EXERCISE OBJECTIVE: The lines needed are those below that contain the word "Redundanz"; copy each one.

━━━━

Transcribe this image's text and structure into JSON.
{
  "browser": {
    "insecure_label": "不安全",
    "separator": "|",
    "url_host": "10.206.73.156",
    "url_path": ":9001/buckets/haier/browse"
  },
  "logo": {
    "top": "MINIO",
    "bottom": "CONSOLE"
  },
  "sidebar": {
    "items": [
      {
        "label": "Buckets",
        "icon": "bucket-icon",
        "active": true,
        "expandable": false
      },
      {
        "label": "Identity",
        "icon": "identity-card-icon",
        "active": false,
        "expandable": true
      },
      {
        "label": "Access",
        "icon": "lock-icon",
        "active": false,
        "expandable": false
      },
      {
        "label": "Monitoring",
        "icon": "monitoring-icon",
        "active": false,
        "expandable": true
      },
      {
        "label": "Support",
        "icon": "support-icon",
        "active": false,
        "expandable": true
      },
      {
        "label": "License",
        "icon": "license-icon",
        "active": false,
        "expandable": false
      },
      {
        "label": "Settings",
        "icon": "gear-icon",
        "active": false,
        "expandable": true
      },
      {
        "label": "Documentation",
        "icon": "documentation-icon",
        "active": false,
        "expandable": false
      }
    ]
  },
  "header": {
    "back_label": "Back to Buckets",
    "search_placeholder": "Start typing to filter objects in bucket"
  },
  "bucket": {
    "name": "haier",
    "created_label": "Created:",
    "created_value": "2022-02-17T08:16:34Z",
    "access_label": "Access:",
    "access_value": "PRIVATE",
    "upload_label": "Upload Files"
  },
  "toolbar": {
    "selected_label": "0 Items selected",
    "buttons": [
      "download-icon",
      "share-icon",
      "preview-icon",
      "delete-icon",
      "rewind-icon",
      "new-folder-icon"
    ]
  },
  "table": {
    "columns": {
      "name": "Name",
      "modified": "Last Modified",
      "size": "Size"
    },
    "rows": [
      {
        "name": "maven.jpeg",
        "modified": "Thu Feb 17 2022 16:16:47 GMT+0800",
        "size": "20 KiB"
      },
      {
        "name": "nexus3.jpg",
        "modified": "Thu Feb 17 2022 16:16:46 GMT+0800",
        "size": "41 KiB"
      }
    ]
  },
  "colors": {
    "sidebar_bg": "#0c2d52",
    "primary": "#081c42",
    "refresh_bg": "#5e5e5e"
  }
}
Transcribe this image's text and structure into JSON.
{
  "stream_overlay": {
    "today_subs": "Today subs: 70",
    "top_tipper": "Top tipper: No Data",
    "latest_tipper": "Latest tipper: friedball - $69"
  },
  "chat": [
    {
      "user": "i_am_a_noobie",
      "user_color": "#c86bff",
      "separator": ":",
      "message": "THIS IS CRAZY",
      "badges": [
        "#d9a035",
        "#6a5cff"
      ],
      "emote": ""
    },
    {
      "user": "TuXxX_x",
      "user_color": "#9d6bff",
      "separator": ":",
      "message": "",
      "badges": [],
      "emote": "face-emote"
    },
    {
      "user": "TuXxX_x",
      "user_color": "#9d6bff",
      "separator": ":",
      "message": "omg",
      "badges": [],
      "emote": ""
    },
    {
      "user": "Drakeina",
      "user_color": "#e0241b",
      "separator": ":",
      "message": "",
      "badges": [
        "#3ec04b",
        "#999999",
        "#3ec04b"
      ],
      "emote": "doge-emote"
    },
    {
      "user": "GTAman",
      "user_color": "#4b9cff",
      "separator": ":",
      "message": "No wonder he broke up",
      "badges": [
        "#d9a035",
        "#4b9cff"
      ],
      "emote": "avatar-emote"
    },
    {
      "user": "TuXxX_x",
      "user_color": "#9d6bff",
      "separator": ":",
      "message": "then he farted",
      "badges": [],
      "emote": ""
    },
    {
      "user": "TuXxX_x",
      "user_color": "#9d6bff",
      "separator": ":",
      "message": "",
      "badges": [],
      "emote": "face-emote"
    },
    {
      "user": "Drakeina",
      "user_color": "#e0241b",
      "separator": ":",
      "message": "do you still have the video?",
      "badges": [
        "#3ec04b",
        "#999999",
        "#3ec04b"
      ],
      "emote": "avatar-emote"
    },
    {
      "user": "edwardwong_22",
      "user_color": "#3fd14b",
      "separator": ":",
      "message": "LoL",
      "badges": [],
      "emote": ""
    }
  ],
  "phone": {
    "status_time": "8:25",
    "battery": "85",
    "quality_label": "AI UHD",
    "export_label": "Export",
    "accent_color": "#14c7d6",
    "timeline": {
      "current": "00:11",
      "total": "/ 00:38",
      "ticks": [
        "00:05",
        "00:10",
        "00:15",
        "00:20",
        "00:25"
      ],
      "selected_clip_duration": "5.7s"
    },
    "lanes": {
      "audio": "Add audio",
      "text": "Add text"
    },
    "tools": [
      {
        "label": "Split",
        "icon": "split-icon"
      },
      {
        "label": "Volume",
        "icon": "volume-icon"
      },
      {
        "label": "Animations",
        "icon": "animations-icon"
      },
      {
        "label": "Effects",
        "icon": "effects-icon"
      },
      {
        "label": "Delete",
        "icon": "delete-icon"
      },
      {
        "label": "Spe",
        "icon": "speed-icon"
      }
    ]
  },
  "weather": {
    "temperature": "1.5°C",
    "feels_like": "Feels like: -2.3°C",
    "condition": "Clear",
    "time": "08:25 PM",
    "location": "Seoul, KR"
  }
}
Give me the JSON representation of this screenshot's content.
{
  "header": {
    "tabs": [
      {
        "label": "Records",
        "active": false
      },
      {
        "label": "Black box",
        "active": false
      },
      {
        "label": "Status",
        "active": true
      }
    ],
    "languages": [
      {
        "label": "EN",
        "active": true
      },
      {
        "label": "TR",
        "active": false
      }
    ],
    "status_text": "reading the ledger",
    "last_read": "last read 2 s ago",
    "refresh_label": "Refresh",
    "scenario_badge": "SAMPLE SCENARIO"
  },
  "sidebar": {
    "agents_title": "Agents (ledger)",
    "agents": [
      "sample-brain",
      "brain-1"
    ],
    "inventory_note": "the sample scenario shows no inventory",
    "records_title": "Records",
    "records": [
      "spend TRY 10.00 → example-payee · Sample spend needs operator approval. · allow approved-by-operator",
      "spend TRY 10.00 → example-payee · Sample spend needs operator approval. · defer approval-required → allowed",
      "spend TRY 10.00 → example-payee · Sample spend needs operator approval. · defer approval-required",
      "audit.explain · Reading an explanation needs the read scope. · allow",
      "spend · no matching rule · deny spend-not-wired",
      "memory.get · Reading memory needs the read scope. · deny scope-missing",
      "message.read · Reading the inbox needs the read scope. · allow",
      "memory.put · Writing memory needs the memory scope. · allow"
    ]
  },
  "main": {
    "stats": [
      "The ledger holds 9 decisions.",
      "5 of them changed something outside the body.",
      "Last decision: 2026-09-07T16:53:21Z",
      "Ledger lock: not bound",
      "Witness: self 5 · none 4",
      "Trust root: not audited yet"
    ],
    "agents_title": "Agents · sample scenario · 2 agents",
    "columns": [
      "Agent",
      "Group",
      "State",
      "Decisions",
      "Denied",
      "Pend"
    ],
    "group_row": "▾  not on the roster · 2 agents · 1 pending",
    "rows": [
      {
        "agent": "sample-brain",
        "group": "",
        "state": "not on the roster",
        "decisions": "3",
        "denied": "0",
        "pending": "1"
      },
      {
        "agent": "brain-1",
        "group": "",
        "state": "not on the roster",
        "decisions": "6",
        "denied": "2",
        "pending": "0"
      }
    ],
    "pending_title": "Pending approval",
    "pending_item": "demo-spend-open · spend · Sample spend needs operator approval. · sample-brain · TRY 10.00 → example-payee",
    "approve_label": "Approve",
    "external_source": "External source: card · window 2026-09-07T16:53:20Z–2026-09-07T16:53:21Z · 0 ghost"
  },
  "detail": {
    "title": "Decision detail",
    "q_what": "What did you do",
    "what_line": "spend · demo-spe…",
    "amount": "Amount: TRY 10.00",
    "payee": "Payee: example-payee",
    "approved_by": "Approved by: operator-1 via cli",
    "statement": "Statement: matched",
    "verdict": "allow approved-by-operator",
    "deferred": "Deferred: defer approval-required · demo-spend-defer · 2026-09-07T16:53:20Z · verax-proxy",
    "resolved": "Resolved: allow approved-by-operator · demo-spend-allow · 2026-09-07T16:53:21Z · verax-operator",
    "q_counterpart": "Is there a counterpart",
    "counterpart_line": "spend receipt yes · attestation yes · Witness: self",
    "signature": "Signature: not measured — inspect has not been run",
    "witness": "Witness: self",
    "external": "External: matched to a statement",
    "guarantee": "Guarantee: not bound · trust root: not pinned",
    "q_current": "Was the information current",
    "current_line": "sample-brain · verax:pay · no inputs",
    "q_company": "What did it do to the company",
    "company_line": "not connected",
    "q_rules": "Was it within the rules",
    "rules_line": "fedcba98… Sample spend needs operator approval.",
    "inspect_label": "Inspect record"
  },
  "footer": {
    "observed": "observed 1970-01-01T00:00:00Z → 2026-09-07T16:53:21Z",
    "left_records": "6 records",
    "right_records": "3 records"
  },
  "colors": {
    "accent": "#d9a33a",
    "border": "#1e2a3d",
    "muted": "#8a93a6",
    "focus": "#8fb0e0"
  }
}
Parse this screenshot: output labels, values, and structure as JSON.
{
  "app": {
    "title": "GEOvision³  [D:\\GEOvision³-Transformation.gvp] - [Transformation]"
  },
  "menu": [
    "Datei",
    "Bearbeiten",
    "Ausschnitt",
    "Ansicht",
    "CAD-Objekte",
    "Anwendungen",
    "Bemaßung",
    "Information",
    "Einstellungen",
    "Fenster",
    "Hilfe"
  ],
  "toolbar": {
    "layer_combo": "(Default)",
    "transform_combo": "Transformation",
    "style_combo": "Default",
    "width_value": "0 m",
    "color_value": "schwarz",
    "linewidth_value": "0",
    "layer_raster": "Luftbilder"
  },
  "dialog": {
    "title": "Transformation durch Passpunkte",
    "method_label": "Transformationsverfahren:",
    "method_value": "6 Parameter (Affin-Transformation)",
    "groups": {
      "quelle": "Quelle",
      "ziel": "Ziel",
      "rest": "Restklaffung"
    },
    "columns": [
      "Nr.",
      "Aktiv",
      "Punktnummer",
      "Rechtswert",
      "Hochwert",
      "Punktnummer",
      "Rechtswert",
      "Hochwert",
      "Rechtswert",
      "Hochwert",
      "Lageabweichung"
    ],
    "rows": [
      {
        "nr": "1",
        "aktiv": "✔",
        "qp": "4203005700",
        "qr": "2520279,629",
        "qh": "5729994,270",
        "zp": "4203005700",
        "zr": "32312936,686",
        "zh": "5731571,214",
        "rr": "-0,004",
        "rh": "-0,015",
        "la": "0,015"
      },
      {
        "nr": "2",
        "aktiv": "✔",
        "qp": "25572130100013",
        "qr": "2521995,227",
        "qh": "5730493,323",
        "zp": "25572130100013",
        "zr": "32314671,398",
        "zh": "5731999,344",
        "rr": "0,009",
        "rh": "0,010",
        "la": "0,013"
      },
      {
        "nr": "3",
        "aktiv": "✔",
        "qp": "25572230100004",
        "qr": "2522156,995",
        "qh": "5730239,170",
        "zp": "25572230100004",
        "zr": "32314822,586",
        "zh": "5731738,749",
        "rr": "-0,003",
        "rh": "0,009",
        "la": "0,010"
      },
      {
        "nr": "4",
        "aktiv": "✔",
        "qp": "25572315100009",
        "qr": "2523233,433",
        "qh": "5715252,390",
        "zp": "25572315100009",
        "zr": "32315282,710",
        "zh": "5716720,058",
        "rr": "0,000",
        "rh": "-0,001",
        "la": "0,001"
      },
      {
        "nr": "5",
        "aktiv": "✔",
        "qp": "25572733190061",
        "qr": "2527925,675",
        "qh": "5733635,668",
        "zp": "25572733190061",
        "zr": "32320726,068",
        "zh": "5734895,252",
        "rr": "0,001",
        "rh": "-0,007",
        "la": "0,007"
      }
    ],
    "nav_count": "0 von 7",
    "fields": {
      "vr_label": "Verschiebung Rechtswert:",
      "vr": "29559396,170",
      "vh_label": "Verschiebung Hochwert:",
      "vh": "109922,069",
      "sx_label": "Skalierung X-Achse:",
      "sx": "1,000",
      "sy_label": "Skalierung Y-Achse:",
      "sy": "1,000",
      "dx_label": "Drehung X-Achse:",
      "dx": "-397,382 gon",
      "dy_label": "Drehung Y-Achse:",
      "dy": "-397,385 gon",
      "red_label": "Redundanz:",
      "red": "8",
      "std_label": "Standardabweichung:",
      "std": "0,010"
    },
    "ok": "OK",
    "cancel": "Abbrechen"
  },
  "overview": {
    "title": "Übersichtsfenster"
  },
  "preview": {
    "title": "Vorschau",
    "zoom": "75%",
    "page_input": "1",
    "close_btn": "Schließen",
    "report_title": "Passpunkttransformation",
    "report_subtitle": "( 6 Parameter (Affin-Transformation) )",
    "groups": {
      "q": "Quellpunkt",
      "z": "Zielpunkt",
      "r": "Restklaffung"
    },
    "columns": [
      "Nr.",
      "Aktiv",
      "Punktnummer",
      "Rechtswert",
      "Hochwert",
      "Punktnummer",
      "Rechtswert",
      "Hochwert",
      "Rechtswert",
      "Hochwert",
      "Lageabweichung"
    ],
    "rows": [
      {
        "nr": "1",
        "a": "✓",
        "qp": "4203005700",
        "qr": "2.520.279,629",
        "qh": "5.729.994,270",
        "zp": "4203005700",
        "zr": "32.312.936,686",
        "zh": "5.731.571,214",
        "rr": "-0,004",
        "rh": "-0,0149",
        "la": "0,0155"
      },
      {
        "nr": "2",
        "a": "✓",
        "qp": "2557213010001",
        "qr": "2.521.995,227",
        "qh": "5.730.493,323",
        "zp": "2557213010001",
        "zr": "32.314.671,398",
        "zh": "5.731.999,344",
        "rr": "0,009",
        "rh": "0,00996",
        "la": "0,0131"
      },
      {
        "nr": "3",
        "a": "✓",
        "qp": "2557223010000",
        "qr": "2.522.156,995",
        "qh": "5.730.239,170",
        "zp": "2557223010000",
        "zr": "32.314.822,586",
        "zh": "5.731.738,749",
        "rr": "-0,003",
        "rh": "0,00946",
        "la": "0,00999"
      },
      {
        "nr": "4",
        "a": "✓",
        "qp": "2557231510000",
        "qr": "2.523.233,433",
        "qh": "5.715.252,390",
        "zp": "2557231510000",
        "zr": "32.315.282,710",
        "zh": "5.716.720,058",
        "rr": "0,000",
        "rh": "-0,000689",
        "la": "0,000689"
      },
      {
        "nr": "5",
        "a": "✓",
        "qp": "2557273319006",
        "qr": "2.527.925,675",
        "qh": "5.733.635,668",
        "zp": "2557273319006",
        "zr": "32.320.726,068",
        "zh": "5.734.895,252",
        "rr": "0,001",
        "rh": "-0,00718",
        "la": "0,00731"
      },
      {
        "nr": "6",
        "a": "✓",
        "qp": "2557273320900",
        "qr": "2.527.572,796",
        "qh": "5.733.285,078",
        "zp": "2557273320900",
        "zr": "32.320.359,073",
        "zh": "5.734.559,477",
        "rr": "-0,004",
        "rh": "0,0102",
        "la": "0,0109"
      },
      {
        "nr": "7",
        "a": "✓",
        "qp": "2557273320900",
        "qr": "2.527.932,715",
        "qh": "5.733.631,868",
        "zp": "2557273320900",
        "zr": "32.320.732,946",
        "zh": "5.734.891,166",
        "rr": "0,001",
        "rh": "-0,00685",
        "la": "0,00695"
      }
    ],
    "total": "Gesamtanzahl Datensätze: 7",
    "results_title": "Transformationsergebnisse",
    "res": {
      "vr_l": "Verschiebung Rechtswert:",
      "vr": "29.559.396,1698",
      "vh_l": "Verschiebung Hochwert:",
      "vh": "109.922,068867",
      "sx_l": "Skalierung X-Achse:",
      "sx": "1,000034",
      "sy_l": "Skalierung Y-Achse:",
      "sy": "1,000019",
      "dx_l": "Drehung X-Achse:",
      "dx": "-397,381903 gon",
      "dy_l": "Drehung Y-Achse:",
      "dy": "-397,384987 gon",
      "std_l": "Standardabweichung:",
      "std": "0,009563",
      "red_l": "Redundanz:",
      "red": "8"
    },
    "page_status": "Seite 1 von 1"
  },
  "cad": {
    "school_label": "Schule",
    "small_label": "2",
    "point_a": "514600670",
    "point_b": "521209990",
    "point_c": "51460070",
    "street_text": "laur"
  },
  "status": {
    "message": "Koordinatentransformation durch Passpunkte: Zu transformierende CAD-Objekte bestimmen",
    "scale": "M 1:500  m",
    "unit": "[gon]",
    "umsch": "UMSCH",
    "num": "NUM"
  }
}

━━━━

REPLY:
      "red_label": "Redundanz:",
      "red_l": "Redundanz:",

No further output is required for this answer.